◆ Exercise directions
Every record should be copied exactly, except that pictures are to be omitted.

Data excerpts
- Opening Delimiter -

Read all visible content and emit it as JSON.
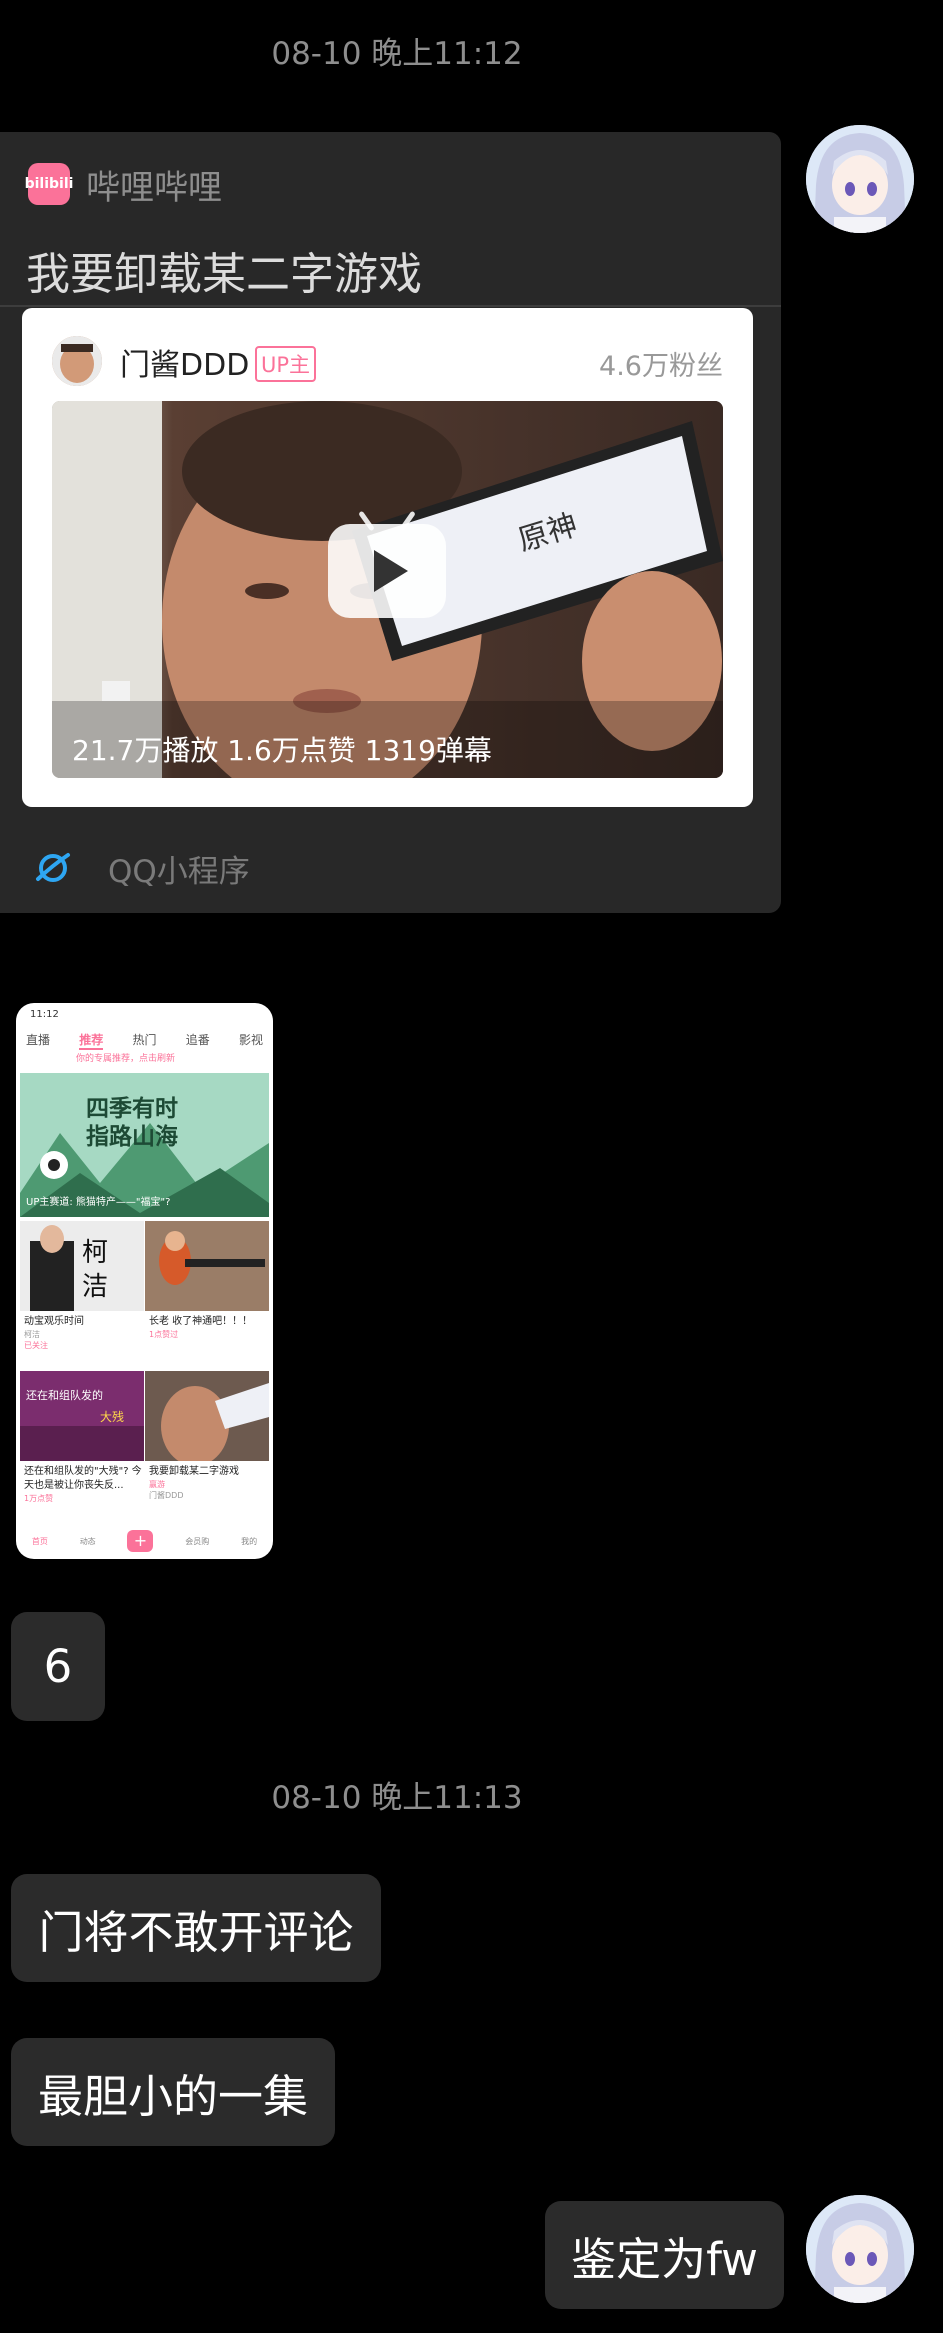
{
  "messages": {
    "timestamp1": "08-10 晚上11:12",
    "timestamp2": "08-10 晚上11:13",
    "share_card": {
      "app_logo_text": "bilibili",
      "app_name": "哔哩哔哩",
      "title": "我要卸载某二字游戏",
      "uploader": "门酱DDD",
      "uploader_badge": "UP主",
      "fans": "4.6万粉丝",
      "stats": "21.7万播放  1.6万点赞  1319弹幕",
      "footer": "QQ小程序"
    },
    "screenshot_thumb": {
      "status_time": "11:12",
      "tabs": [
        "直播",
        "推荐",
        "热门",
        "追番",
        "影视"
      ],
      "active_tab": "推荐",
      "hint": "你的专属推荐，点击刷新",
      "banner_title": "四季有时\n指路山海",
      "banner_sub": "UP主赛道: 熊猫特产——\"福宝\"?",
      "cells": [
        {
          "title": "动宝观乐时间",
          "author": "柯洁",
          "tag": "已关注"
        },
        {
          "title": "长老 收了神通吧！！！",
          "author": "",
          "tag": "1点赞过"
        },
        {
          "title": "还在和组队发的\"大残\"? 今天也是被让你丧失反...",
          "author": "",
          "tag": "1万点赞"
        },
        {
          "title": "我要卸载某二字游戏",
          "author": "门酱DDD",
          "tag": "赢游"
        }
      ],
      "bottom_nav": [
        "首页",
        "动态",
        "+",
        "会员购",
        "我的"
      ]
    },
    "bubble_6": "6",
    "bubble_door": "门将不敢开评论",
    "bubble_timid": "最胆小的一集",
    "bubble_verdict": "鉴定为fw"
  },
  "colors": {
    "background": "#000000",
    "bubble": "#2b2b2b",
    "bili_pink": "#fb7299",
    "qq_blue": "#2ea6f2"
  }
}
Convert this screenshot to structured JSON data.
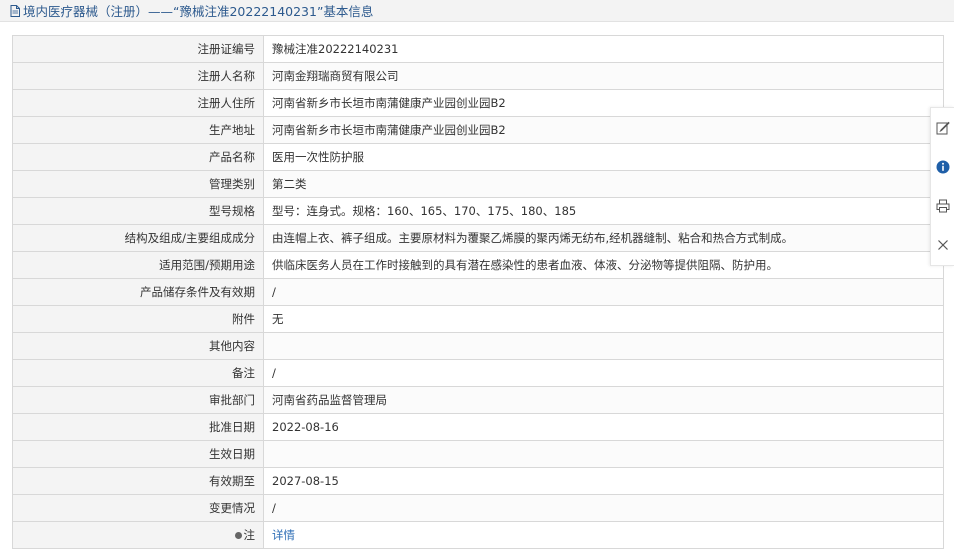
{
  "header": {
    "title": "境内医疗器械（注册）——“豫械注准20222140231”基本信息"
  },
  "rows": [
    {
      "label": "注册证编号",
      "value": "豫械注准20222140231"
    },
    {
      "label": "注册人名称",
      "value": "河南金翔瑞商贸有限公司"
    },
    {
      "label": "注册人住所",
      "value": "河南省新乡市长垣市南蒲健康产业园创业园B2"
    },
    {
      "label": "生产地址",
      "value": "河南省新乡市长垣市南蒲健康产业园创业园B2"
    },
    {
      "label": "产品名称",
      "value": "医用一次性防护服"
    },
    {
      "label": "管理类别",
      "value": "第二类"
    },
    {
      "label": "型号规格",
      "value": "型号：连身式。规格：160、165、170、175、180、185"
    },
    {
      "label": "结构及组成/主要组成成分",
      "value": "由连帽上衣、裤子组成。主要原材料为覆聚乙烯膜的聚丙烯无纺布,经机器缝制、粘合和热合方式制成。"
    },
    {
      "label": "适用范围/预期用途",
      "value": "供临床医务人员在工作时接触到的具有潜在感染性的患者血液、体液、分泌物等提供阻隔、防护用。"
    },
    {
      "label": "产品储存条件及有效期",
      "value": "/"
    },
    {
      "label": "附件",
      "value": "无"
    },
    {
      "label": "其他内容",
      "value": ""
    },
    {
      "label": "备注",
      "value": "/"
    },
    {
      "label": "审批部门",
      "value": "河南省药品监督管理局"
    },
    {
      "label": "批准日期",
      "value": "2022-08-16"
    },
    {
      "label": "生效日期",
      "value": ""
    },
    {
      "label": "有效期至",
      "value": "2027-08-15"
    },
    {
      "label": "变更情况",
      "value": "/"
    }
  ],
  "note_row": {
    "label": "注",
    "link_text": "详情"
  },
  "toolbar": {
    "icons": [
      "edit-icon",
      "info-icon",
      "print-icon",
      "close-icon"
    ]
  },
  "colors": {
    "title_text": "#2d5a8e",
    "link": "#2d6db5",
    "label_bg": "#f4f4f4",
    "info_icon": "#1f5fa8"
  }
}
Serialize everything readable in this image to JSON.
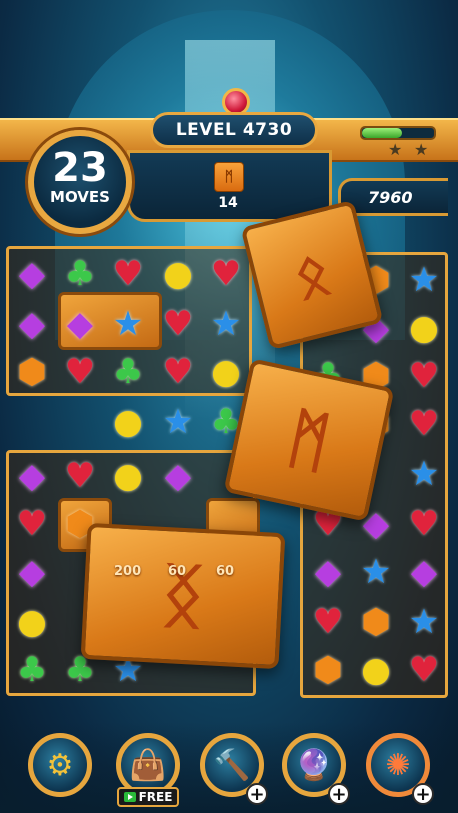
{
  "hud": {
    "level_label": "LEVEL",
    "level_number": "4730",
    "moves_count": "23",
    "moves_label": "MOVES",
    "goal_count": "14",
    "goal_icon": "rune-tile-icon",
    "score": "7960",
    "progress_fraction": 0.55,
    "stars_earned": 0,
    "stars_total": 2
  },
  "float_scores": [
    "200",
    "60",
    "60"
  ],
  "boosters": [
    {
      "name": "settings",
      "icon": "gear-icon"
    },
    {
      "name": "bag",
      "icon": "treasure-bag-icon",
      "badge": "FREE"
    },
    {
      "name": "hammer",
      "icon": "hammer-icon",
      "badge": "+"
    },
    {
      "name": "orb",
      "icon": "crystal-orb-icon",
      "badge": "+"
    },
    {
      "name": "compass",
      "icon": "compass-icon",
      "badge": "+"
    }
  ],
  "colors": {
    "gold": "#e6a63e",
    "panel": "#0b2538",
    "accent_green": "#3aa52a"
  }
}
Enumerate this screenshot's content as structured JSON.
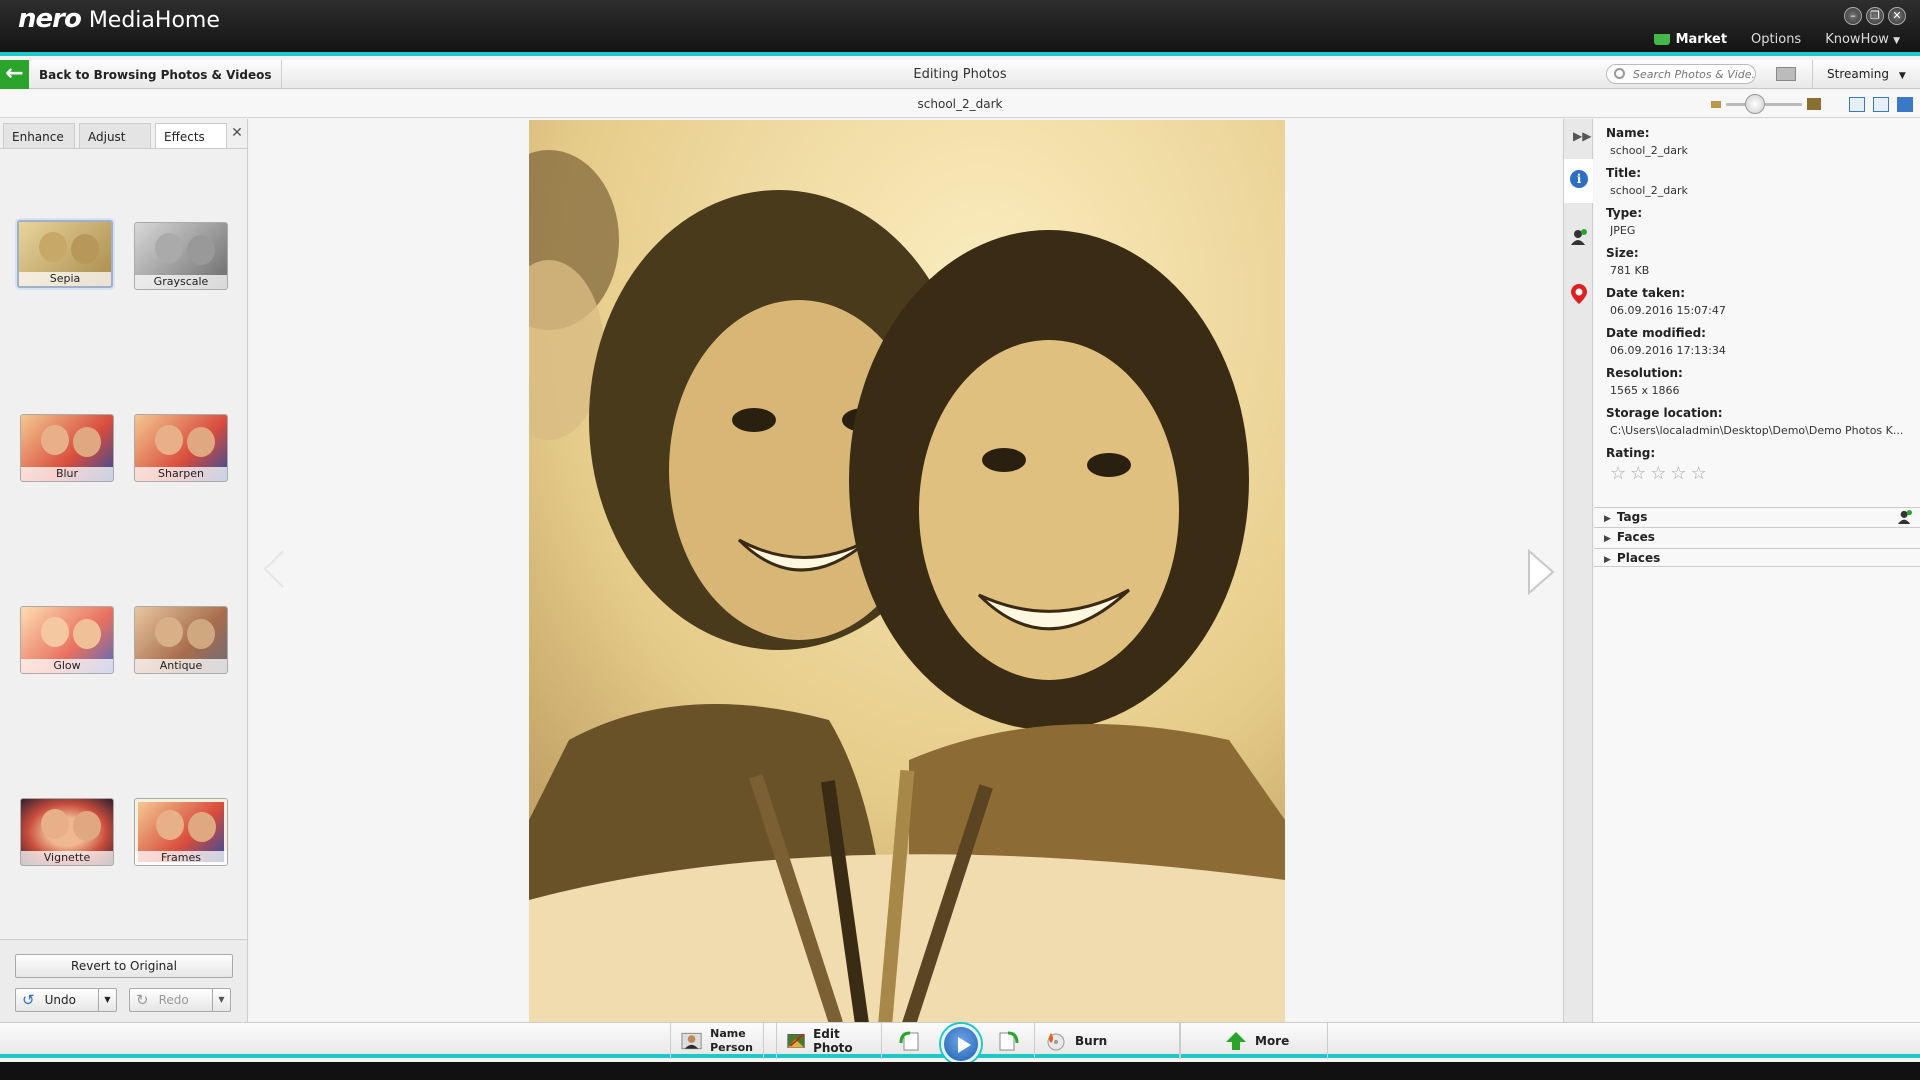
{
  "app": {
    "brand": "nero",
    "name": "MediaHome",
    "accent": "#1ec8c8"
  },
  "topmenu": {
    "market": "Market",
    "options": "Options",
    "knowhow": "KnowHow"
  },
  "navbar": {
    "back_label": "Back to Browsing Photos & Videos",
    "title": "Editing Photos",
    "search_placeholder": "Search Photos & Vide...",
    "streaming": "Streaming"
  },
  "subbar": {
    "filename": "school_2_dark"
  },
  "leftpanel": {
    "tabs": [
      {
        "label": "Enhance"
      },
      {
        "label": "Adjust"
      },
      {
        "label": "Effects"
      }
    ],
    "active_tab": "Effects",
    "effects": [
      {
        "label": "Sepia",
        "selected": true
      },
      {
        "label": "Grayscale"
      },
      {
        "label": "Blur"
      },
      {
        "label": "Sharpen"
      },
      {
        "label": "Glow"
      },
      {
        "label": "Antique"
      },
      {
        "label": "Vignette"
      },
      {
        "label": "Frames"
      }
    ],
    "revert_label": "Revert to Original",
    "undo_label": "Undo",
    "redo_label": "Redo"
  },
  "info": {
    "name_label": "Name:",
    "name_value": "school_2_dark",
    "title_label": "Title:",
    "title_value": "school_2_dark",
    "type_label": "Type:",
    "type_value": "JPEG",
    "size_label": "Size:",
    "size_value": "781 KB",
    "date_taken_label": "Date taken:",
    "date_taken_value": "06.09.2016 15:07:47",
    "date_modified_label": "Date modified:",
    "date_modified_value": "06.09.2016 17:13:34",
    "resolution_label": "Resolution:",
    "resolution_value": "1565 x 1866",
    "storage_label": "Storage location:",
    "storage_value": "C:\\Users\\localadmin\\Desktop\\Demo\\Demo Photos K...",
    "rating_label": "Rating:",
    "rating": 0,
    "sections": [
      {
        "label": "Tags"
      },
      {
        "label": "Faces"
      },
      {
        "label": "Places"
      }
    ]
  },
  "toolbar": {
    "name_person_1": "Name",
    "name_person_2": "Person",
    "edit_photo": "Edit Photo",
    "burn": "Burn",
    "more": "More"
  }
}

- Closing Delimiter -

◆ Response area
Read all visible content and emit it as JSON.
{
  "messages": {
    "timestamp1": "08-10 晚上11:12",
    "timestamp2": "08-10 晚上11:13",
    "share_card": {
      "app_logo_text": "bilibili",
      "app_name": "哔哩哔哩",
      "title": "我要卸载某二字游戏",
      "uploader": "门酱DDD",
      "uploader_badge": "UP主",
      "fans": "4.6万粉丝",
      "stats": "21.7万播放  1.6万点赞  1319弹幕",
      "footer": "QQ小程序"
    },
    "screenshot_thumb": {
      "status_time": "11:12",
      "tabs": [
        "直播",
        "推荐",
        "热门",
        "追番",
        "影视"
      ],
      "active_tab": "推荐",
      "hint": "你的专属推荐，点击刷新",
      "banner_title": "四季有时\n指路山海",
      "banner_sub": "UP主赛道: 熊猫特产——\"福宝\"?",
      "cells": [
        {
          "title": "动宝观乐时间",
          "author": "柯洁",
          "tag": "已关注"
        },
        {
          "title": "长老 收了神通吧！！！",
          "author": "",
          "tag": "1点赞过"
        },
        {
          "title": "还在和组队发的\"大残\"? 今天也是被让你丧失反...",
          "author": "",
          "tag": "1万点赞"
        },
        {
          "title": "我要卸载某二字游戏",
          "author": "门酱DDD",
          "tag": "赢游"
        }
      ],
      "bottom_nav": [
        "首页",
        "动态",
        "+",
        "会员购",
        "我的"
      ]
    },
    "bubble_6": "6",
    "bubble_door": "门将不敢开评论",
    "bubble_timid": "最胆小的一集",
    "bubble_verdict": "鉴定为fw"
  },
  "colors": {
    "background": "#000000",
    "bubble": "#2b2b2b",
    "bili_pink": "#fb7299",
    "qq_blue": "#2ea6f2"
  }
}
Convert this screenshot to structured JSON data.
{
  "header": {
    "title": "境内医疗器械（注册）——“豫械注准20222140231”基本信息"
  },
  "rows": [
    {
      "label": "注册证编号",
      "value": "豫械注准20222140231"
    },
    {
      "label": "注册人名称",
      "value": "河南金翔瑞商贸有限公司"
    },
    {
      "label": "注册人住所",
      "value": "河南省新乡市长垣市南蒲健康产业园创业园B2"
    },
    {
      "label": "生产地址",
      "value": "河南省新乡市长垣市南蒲健康产业园创业园B2"
    },
    {
      "label": "产品名称",
      "value": "医用一次性防护服"
    },
    {
      "label": "管理类别",
      "value": "第二类"
    },
    {
      "label": "型号规格",
      "value": "型号：连身式。规格：160、165、170、175、180、185"
    },
    {
      "label": "结构及组成/主要组成成分",
      "value": "由连帽上衣、裤子组成。主要原材料为覆聚乙烯膜的聚丙烯无纺布,经机器缝制、粘合和热合方式制成。"
    },
    {
      "label": "适用范围/预期用途",
      "value": "供临床医务人员在工作时接触到的具有潜在感染性的患者血液、体液、分泌物等提供阻隔、防护用。"
    },
    {
      "label": "产品储存条件及有效期",
      "value": "/"
    },
    {
      "label": "附件",
      "value": "无"
    },
    {
      "label": "其他内容",
      "value": ""
    },
    {
      "label": "备注",
      "value": "/"
    },
    {
      "label": "审批部门",
      "value": "河南省药品监督管理局"
    },
    {
      "label": "批准日期",
      "value": "2022-08-16"
    },
    {
      "label": "生效日期",
      "value": ""
    },
    {
      "label": "有效期至",
      "value": "2027-08-15"
    },
    {
      "label": "变更情况",
      "value": "/"
    }
  ],
  "note_row": {
    "label": "注",
    "link_text": "详情"
  },
  "toolbar": {
    "icons": [
      "edit-icon",
      "info-icon",
      "print-icon",
      "close-icon"
    ]
  },
  "colors": {
    "title_text": "#2d5a8e",
    "link": "#2d6db5",
    "label_bg": "#f4f4f4",
    "info_icon": "#1f5fa8"
  }
}
Serialize everything readable in this image to JSON.
{
  "hud": {
    "level_label": "LEVEL",
    "level_number": "4730",
    "moves_count": "23",
    "moves_label": "MOVES",
    "goal_count": "14",
    "goal_icon": "rune-tile-icon",
    "score": "7960",
    "progress_fraction": 0.55,
    "stars_earned": 0,
    "stars_total": 2
  },
  "float_scores": [
    "200",
    "60",
    "60"
  ],
  "boosters": [
    {
      "name": "settings",
      "icon": "gear-icon"
    },
    {
      "name": "bag",
      "icon": "treasure-bag-icon",
      "badge": "FREE"
    },
    {
      "name": "hammer",
      "icon": "hammer-icon",
      "badge": "+"
    },
    {
      "name": "orb",
      "icon": "crystal-orb-icon",
      "badge": "+"
    },
    {
      "name": "compass",
      "icon": "compass-icon",
      "badge": "+"
    }
  ],
  "colors": {
    "gold": "#e6a63e",
    "panel": "#0b2538",
    "accent_green": "#3aa52a"
  }
}
Enumerate this screenshot's content as structured JSON.
{
  "app": {
    "brand": "nero",
    "name": "MediaHome",
    "accent": "#1ec8c8"
  },
  "topmenu": {
    "market": "Market",
    "options": "Options",
    "knowhow": "KnowHow"
  },
  "navbar": {
    "back_label": "Back to Browsing Photos & Videos",
    "title": "Editing Photos",
    "search_placeholder": "Search Photos & Vide...",
    "streaming": "Streaming"
  },
  "subbar": {
    "filename": "school_2_dark"
  },
  "leftpanel": {
    "tabs": [
      {
        "label": "Enhance"
      },
      {
        "label": "Adjust"
      },
      {
        "label": "Effects"
      }
    ],
    "active_tab": "Effects",
    "effects": [
      {
        "label": "Sepia",
        "selected": true
      },
      {
        "label": "Grayscale"
      },
      {
        "label": "Blur"
      },
      {
        "label": "Sharpen"
      },
      {
        "label": "Glow"
      },
      {
        "label": "Antique"
      },
      {
        "label": "Vignette"
      },
      {
        "label": "Frames"
      }
    ],
    "revert_label": "Revert to Original",
    "undo_label": "Undo",
    "redo_label": "Redo"
  },
  "info": {
    "name_label": "Name:",
    "name_value": "school_2_dark",
    "title_label": "Title:",
    "title_value": "school_2_dark",
    "type_label": "Type:",
    "type_value": "JPEG",
    "size_label": "Size:",
    "size_value": "781 KB",
    "date_taken_label": "Date taken:",
    "date_taken_value": "06.09.2016 15:07:47",
    "date_modified_label": "Date modified:",
    "date_modified_value": "06.09.2016 17:13:34",
    "resolution_label": "Resolution:",
    "resolution_value": "1565 x 1866",
    "storage_label": "Storage location:",
    "storage_value": "C:\\Users\\localadmin\\Desktop\\Demo\\Demo Photos K...",
    "rating_label": "Rating:",
    "rating": 0,
    "sections": [
      {
        "label": "Tags"
      },
      {
        "label": "Faces"
      },
      {
        "label": "Places"
      }
    ]
  },
  "toolbar": {
    "name_person_1": "Name",
    "name_person_2": "Person",
    "edit_photo": "Edit Photo",
    "burn": "Burn",
    "more": "More"
  }
}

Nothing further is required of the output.